- Task instructions
Extract the full listing below without altering a single character.

- Records shown
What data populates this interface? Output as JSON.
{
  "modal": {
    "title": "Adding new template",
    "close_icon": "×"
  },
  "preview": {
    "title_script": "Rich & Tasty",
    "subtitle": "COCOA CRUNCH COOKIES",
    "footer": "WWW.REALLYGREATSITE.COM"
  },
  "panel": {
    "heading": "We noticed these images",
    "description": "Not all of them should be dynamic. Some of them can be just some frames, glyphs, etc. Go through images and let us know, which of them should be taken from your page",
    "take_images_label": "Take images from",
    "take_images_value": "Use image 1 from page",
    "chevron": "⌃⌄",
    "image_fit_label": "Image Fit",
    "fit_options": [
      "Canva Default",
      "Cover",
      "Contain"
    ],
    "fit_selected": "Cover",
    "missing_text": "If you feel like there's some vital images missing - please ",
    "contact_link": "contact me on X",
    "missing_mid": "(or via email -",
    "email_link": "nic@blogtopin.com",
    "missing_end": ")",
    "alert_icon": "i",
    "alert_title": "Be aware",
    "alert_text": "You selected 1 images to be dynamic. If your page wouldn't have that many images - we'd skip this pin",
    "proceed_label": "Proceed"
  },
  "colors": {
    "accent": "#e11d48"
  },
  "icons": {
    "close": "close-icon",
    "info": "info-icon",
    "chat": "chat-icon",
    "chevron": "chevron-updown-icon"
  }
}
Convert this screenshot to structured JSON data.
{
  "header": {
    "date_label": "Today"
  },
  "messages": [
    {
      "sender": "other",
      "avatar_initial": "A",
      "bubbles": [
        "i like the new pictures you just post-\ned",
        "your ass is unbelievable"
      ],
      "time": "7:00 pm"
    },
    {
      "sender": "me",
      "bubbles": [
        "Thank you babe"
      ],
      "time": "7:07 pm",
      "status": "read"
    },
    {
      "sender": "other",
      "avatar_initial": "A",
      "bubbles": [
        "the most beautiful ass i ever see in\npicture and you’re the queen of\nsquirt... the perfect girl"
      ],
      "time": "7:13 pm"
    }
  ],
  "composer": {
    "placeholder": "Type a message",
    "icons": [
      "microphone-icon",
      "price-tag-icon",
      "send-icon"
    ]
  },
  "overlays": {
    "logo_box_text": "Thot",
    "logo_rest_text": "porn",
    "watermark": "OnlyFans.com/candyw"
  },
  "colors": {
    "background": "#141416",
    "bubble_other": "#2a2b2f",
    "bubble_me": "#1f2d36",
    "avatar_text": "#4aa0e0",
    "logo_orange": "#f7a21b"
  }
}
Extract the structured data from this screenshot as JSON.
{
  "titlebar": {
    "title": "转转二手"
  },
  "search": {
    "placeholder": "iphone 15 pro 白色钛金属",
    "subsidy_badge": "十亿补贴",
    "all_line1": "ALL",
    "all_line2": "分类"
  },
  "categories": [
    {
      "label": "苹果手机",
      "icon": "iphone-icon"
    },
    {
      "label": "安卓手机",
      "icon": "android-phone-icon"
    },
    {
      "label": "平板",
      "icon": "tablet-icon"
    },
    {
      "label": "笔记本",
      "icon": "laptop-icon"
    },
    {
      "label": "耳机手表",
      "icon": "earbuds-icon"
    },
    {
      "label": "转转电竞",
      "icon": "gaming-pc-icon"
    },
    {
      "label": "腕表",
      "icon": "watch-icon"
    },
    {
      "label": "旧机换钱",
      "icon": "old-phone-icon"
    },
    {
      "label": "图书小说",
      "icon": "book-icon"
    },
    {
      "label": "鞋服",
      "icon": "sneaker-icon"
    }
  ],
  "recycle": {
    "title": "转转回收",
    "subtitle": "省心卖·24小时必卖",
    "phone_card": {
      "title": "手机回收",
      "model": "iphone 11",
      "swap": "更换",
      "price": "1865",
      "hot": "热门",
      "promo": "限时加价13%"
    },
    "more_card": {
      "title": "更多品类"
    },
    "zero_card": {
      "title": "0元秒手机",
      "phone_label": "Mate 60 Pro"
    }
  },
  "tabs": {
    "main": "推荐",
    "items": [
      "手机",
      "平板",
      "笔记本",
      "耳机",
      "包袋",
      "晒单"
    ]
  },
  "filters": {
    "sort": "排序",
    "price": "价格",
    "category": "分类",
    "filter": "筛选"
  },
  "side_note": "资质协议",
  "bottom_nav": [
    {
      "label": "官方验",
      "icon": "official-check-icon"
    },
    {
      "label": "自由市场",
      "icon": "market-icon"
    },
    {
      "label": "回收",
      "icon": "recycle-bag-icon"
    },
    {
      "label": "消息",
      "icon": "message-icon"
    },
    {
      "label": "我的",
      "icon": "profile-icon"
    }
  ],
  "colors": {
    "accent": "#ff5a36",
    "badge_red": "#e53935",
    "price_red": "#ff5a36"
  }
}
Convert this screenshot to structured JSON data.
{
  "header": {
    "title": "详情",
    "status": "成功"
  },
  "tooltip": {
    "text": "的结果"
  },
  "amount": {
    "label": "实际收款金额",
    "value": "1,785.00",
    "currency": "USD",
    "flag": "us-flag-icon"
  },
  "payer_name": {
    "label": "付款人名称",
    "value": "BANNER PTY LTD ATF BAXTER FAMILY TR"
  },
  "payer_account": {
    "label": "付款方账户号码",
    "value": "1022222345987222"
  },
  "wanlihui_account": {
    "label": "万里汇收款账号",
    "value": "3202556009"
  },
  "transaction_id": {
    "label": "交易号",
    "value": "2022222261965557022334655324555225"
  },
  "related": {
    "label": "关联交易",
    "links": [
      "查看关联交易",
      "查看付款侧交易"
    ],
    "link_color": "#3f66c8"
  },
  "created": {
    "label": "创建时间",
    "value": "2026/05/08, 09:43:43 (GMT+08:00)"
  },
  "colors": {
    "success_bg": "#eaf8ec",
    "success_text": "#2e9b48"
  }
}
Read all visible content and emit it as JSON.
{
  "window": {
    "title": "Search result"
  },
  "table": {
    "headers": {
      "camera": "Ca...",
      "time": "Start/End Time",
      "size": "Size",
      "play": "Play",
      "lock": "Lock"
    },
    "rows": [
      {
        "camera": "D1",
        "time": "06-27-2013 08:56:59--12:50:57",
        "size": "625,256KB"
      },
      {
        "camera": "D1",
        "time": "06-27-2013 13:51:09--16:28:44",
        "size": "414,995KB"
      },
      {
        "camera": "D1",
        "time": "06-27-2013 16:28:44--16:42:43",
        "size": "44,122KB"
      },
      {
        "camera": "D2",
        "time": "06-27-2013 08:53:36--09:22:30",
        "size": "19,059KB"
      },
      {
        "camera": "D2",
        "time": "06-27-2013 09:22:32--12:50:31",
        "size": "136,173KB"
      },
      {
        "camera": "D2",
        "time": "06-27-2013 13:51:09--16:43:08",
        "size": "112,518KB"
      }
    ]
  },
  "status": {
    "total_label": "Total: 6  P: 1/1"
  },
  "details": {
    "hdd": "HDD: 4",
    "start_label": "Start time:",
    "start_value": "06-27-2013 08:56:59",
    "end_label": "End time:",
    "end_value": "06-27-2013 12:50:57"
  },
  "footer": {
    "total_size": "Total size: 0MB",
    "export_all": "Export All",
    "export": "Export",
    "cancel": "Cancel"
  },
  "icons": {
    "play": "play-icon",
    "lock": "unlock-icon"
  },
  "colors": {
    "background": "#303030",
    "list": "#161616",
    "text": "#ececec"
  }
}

- Output of the exercise
What data populates this interface? Output as JSON.
{
  "modal": {
    "title": "Adding new template",
    "close_icon": "×"
  },
  "preview": {
    "title_script": "Rich & Tasty",
    "subtitle": "COCOA CRUNCH COOKIES",
    "footer": "WWW.REALLYGREATSITE.COM"
  },
  "panel": {
    "heading": "We noticed these images",
    "description": "Not all of them should be dynamic. Some of them can be just some frames, glyphs, etc. Go through images and let us know, which of them should be taken from your page",
    "take_images_label": "Take images from",
    "take_images_value": "Use image 1 from page",
    "chevron": "⌃⌄",
    "image_fit_label": "Image Fit",
    "fit_options": [
      "Canva Default",
      "Cover",
      "Contain"
    ],
    "fit_selected": "Cover",
    "missing_text": "If you feel like there's some vital images missing - please ",
    "contact_link": "contact me on X",
    "missing_mid": "(or via email -",
    "email_link": "nic@blogtopin.com",
    "missing_end": ")",
    "alert_icon": "i",
    "alert_title": "Be aware",
    "alert_text": "You selected 1 images to be dynamic. If your page wouldn't have that many images - we'd skip this pin",
    "proceed_label": "Proceed"
  },
  "colors": {
    "accent": "#e11d48"
  },
  "icons": {
    "close": "close-icon",
    "info": "info-icon",
    "chat": "chat-icon",
    "chevron": "chevron-updown-icon"
  }
}
Convert this screenshot to structured JSON data.
{
  "header": {
    "date_label": "Today"
  },
  "messages": [
    {
      "sender": "other",
      "avatar_initial": "A",
      "bubbles": [
        "i like the new pictures you just post-\ned",
        "your ass is unbelievable"
      ],
      "time": "7:00 pm"
    },
    {
      "sender": "me",
      "bubbles": [
        "Thank you babe"
      ],
      "time": "7:07 pm",
      "status": "read"
    },
    {
      "sender": "other",
      "avatar_initial": "A",
      "bubbles": [
        "the most beautiful ass i ever see in\npicture and you’re the queen of\nsquirt... the perfect girl"
      ],
      "time": "7:13 pm"
    }
  ],
  "composer": {
    "placeholder": "Type a message",
    "icons": [
      "microphone-icon",
      "price-tag-icon",
      "send-icon"
    ]
  },
  "overlays": {
    "logo_box_text": "Thot",
    "logo_rest_text": "porn",
    "watermark": "OnlyFans.com/candyw"
  },
  "colors": {
    "background": "#141416",
    "bubble_other": "#2a2b2f",
    "bubble_me": "#1f2d36",
    "avatar_text": "#4aa0e0",
    "logo_orange": "#f7a21b"
  }
}
Extract the structured data from this screenshot as JSON.
{
  "titlebar": {
    "title": "转转二手"
  },
  "search": {
    "placeholder": "iphone 15 pro 白色钛金属",
    "subsidy_badge": "十亿补贴",
    "all_line1": "ALL",
    "all_line2": "分类"
  },
  "categories": [
    {
      "label": "苹果手机",
      "icon": "iphone-icon"
    },
    {
      "label": "安卓手机",
      "icon": "android-phone-icon"
    },
    {
      "label": "平板",
      "icon": "tablet-icon"
    },
    {
      "label": "笔记本",
      "icon": "laptop-icon"
    },
    {
      "label": "耳机手表",
      "icon": "earbuds-icon"
    },
    {
      "label": "转转电竞",
      "icon": "gaming-pc-icon"
    },
    {
      "label": "腕表",
      "icon": "watch-icon"
    },
    {
      "label": "旧机换钱",
      "icon": "old-phone-icon"
    },
    {
      "label": "图书小说",
      "icon": "book-icon"
    },
    {
      "label": "鞋服",
      "icon": "sneaker-icon"
    }
  ],
  "recycle": {
    "title": "转转回收",
    "subtitle": "省心卖·24小时必卖",
    "phone_card": {
      "title": "手机回收",
      "model": "iphone 11",
      "swap": "更换",
      "price": "1865",
      "hot": "热门",
      "promo": "限时加价13%"
    },
    "more_card": {
      "title": "更多品类"
    },
    "zero_card": {
      "title": "0元秒手机",
      "phone_label": "Mate 60 Pro"
    }
  },
  "tabs": {
    "main": "推荐",
    "items": [
      "手机",
      "平板",
      "笔记本",
      "耳机",
      "包袋",
      "晒单"
    ]
  },
  "filters": {
    "sort": "排序",
    "price": "价格",
    "category": "分类",
    "filter": "筛选"
  },
  "side_note": "资质协议",
  "bottom_nav": [
    {
      "label": "官方验",
      "icon": "official-check-icon"
    },
    {
      "label": "自由市场",
      "icon": "market-icon"
    },
    {
      "label": "回收",
      "icon": "recycle-bag-icon"
    },
    {
      "label": "消息",
      "icon": "message-icon"
    },
    {
      "label": "我的",
      "icon": "profile-icon"
    }
  ],
  "colors": {
    "accent": "#ff5a36",
    "badge_red": "#e53935",
    "price_red": "#ff5a36"
  }
}
Convert this screenshot to structured JSON data.
{
  "header": {
    "title": "详情",
    "status": "成功"
  },
  "tooltip": {
    "text": "的结果"
  },
  "amount": {
    "label": "实际收款金额",
    "value": "1,785.00",
    "currency": "USD",
    "flag": "us-flag-icon"
  },
  "payer_name": {
    "label": "付款人名称",
    "value": "BANNER PTY LTD ATF BAXTER FAMILY TR"
  },
  "payer_account": {
    "label": "付款方账户号码",
    "value": "1022222345987222"
  },
  "wanlihui_account": {
    "label": "万里汇收款账号",
    "value": "3202556009"
  },
  "transaction_id": {
    "label": "交易号",
    "value": "2022222261965557022334655324555225"
  },
  "related": {
    "label": "关联交易",
    "links": [
      "查看关联交易",
      "查看付款侧交易"
    ],
    "link_color": "#3f66c8"
  },
  "created": {
    "label": "创建时间",
    "value": "2026/05/08, 09:43:43 (GMT+08:00)"
  },
  "colors": {
    "success_bg": "#eaf8ec",
    "success_text": "#2e9b48"
  }
}
Read all visible content and emit it as JSON.
{
  "window": {
    "title": "Search result"
  },
  "table": {
    "headers": {
      "camera": "Ca...",
      "time": "Start/End Time",
      "size": "Size",
      "play": "Play",
      "lock": "Lock"
    },
    "rows": [
      {
        "camera": "D1",
        "time": "06-27-2013 08:56:59--12:50:57",
        "size": "625,256KB"
      },
      {
        "camera": "D1",
        "time": "06-27-2013 13:51:09--16:28:44",
        "size": "414,995KB"
      },
      {
        "camera": "D1",
        "time": "06-27-2013 16:28:44--16:42:43",
        "size": "44,122KB"
      },
      {
        "camera": "D2",
        "time": "06-27-2013 08:53:36--09:22:30",
        "size": "19,059KB"
      },
      {
        "camera": "D2",
        "time": "06-27-2013 09:22:32--12:50:31",
        "size": "136,173KB"
      },
      {
        "camera": "D2",
        "time": "06-27-2013 13:51:09--16:43:08",
        "size": "112,518KB"
      }
    ]
  },
  "status": {
    "total_label": "Total: 6  P: 1/1"
  },
  "details": {
    "hdd": "HDD: 4",
    "start_label": "Start time:",
    "start_value": "06-27-2013 08:56:59",
    "end_label": "End time:",
    "end_value": "06-27-2013 12:50:57"
  },
  "footer": {
    "total_size": "Total size: 0MB",
    "export_all": "Export All",
    "export": "Export",
    "cancel": "Cancel"
  },
  "icons": {
    "play": "play-icon",
    "lock": "unlock-icon"
  },
  "colors": {
    "background": "#303030",
    "list": "#161616",
    "text": "#ececec"
  }
}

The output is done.